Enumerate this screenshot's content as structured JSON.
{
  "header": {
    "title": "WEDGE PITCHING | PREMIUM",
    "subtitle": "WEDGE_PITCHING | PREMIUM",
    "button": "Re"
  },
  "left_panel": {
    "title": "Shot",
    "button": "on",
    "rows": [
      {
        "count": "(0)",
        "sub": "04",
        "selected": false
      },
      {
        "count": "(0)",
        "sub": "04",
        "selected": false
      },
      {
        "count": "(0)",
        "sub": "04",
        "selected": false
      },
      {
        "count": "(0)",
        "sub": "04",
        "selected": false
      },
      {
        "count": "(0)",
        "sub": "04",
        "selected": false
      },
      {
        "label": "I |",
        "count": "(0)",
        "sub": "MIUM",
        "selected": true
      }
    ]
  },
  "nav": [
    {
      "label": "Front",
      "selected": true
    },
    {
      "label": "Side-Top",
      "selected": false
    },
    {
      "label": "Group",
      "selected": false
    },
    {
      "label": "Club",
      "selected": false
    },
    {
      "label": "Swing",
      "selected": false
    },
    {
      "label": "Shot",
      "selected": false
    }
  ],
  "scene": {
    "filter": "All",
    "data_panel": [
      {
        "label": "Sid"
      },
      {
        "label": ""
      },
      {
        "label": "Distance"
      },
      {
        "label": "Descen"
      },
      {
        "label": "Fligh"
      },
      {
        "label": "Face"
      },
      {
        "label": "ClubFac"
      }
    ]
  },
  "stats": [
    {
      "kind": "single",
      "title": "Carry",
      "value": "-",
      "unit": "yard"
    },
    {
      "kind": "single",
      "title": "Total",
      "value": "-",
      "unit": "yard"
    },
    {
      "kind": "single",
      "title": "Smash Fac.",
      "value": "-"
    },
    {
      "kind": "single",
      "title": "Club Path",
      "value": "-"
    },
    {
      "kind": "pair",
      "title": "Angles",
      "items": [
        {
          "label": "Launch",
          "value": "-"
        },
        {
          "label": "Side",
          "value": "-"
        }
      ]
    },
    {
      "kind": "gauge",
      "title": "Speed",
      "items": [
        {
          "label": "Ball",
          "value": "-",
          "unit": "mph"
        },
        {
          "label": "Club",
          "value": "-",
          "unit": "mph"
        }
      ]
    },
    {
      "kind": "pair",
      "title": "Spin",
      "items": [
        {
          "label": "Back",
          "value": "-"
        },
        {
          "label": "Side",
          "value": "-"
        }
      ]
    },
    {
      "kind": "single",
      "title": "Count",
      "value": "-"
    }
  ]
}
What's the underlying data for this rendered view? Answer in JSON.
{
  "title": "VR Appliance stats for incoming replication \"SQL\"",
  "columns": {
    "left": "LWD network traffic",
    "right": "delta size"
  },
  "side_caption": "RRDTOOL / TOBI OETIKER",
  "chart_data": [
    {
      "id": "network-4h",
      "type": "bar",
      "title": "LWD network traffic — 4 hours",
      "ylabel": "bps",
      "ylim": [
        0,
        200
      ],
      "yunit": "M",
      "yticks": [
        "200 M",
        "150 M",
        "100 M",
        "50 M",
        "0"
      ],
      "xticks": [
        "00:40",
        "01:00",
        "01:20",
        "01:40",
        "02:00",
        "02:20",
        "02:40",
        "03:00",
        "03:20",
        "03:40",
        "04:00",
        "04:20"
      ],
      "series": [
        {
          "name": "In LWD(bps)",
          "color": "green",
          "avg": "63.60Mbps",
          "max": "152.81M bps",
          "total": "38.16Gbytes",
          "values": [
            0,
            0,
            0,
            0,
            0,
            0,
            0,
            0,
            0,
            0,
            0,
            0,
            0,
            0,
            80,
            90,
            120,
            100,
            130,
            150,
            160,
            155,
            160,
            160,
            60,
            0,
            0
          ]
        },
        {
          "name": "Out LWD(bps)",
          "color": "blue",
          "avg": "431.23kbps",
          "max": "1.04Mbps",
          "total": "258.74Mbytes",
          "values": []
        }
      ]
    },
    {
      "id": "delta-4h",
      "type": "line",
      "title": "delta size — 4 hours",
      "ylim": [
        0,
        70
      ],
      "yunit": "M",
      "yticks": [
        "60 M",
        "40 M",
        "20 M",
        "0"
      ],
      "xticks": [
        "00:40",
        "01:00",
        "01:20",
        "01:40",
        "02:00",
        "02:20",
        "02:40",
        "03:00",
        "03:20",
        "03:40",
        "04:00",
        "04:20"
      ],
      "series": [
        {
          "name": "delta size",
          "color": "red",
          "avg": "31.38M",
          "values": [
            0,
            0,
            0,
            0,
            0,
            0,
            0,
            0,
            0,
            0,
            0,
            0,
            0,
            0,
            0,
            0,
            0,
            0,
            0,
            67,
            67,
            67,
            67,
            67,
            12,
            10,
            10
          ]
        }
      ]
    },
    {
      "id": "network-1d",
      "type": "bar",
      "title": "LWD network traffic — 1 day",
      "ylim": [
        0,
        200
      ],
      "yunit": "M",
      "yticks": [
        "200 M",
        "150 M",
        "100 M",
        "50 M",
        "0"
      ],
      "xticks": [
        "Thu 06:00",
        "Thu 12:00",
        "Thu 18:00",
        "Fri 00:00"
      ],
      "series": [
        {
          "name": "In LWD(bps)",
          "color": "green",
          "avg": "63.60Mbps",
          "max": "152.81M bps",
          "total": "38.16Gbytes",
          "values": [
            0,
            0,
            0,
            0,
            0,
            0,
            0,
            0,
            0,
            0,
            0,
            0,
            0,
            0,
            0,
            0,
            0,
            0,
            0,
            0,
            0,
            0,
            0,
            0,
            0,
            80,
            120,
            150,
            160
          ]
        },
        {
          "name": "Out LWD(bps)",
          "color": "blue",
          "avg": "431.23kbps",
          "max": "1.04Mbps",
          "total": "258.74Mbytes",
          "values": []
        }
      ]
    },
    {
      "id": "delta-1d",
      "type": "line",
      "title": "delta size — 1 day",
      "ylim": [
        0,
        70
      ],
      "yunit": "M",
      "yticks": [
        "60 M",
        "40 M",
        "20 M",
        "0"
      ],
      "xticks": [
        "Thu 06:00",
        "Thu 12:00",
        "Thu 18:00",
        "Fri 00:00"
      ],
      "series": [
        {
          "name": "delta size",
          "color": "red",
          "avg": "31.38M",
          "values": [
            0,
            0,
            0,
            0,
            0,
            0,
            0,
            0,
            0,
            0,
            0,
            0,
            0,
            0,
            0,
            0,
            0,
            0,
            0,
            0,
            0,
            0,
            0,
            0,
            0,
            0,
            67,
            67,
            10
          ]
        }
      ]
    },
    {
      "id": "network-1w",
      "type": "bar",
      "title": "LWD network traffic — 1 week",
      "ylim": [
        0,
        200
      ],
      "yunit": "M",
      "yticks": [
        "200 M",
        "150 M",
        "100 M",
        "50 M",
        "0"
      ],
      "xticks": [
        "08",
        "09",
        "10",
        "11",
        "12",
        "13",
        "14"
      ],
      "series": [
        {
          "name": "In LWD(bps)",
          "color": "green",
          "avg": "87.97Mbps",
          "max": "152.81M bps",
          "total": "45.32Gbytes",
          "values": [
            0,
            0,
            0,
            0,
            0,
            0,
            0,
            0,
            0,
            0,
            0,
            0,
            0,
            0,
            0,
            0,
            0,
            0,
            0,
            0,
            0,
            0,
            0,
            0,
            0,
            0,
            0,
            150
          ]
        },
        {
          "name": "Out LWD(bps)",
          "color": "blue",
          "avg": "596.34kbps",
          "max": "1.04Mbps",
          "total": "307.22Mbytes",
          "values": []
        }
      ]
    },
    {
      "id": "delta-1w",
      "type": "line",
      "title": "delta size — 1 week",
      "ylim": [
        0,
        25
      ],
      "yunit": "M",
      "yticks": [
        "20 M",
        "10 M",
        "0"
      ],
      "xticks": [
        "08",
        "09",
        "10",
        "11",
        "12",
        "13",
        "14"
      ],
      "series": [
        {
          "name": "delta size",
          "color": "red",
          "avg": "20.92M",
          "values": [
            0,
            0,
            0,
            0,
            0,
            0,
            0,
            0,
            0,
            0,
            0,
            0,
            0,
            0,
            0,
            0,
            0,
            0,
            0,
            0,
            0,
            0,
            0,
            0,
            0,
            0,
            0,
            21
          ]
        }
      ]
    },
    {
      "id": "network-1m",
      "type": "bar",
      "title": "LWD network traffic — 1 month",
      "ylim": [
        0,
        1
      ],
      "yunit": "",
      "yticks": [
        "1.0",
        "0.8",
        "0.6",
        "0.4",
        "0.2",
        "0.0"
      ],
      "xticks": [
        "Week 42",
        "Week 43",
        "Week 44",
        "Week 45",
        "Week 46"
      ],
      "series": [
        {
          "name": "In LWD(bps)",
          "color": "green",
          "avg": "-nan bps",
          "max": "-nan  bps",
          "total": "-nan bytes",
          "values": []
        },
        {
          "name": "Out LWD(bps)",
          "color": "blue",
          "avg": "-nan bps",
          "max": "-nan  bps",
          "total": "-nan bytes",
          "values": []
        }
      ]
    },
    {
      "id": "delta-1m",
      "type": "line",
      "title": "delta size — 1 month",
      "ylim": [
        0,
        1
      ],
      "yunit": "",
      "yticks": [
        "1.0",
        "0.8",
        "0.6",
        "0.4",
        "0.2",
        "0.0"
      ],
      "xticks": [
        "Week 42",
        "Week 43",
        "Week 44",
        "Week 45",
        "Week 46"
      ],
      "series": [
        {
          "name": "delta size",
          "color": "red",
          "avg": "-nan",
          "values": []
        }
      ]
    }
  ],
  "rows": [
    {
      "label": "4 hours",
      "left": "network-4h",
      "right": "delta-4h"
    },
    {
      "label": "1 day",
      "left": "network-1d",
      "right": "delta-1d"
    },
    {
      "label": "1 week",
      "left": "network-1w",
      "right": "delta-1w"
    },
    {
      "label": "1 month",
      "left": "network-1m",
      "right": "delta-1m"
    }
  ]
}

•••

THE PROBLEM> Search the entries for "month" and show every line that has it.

RESPONSE AREA>
      "title": "LWD network traffic — 1 month",
      "title": "delta size — 1 month",
      "label": "1 month",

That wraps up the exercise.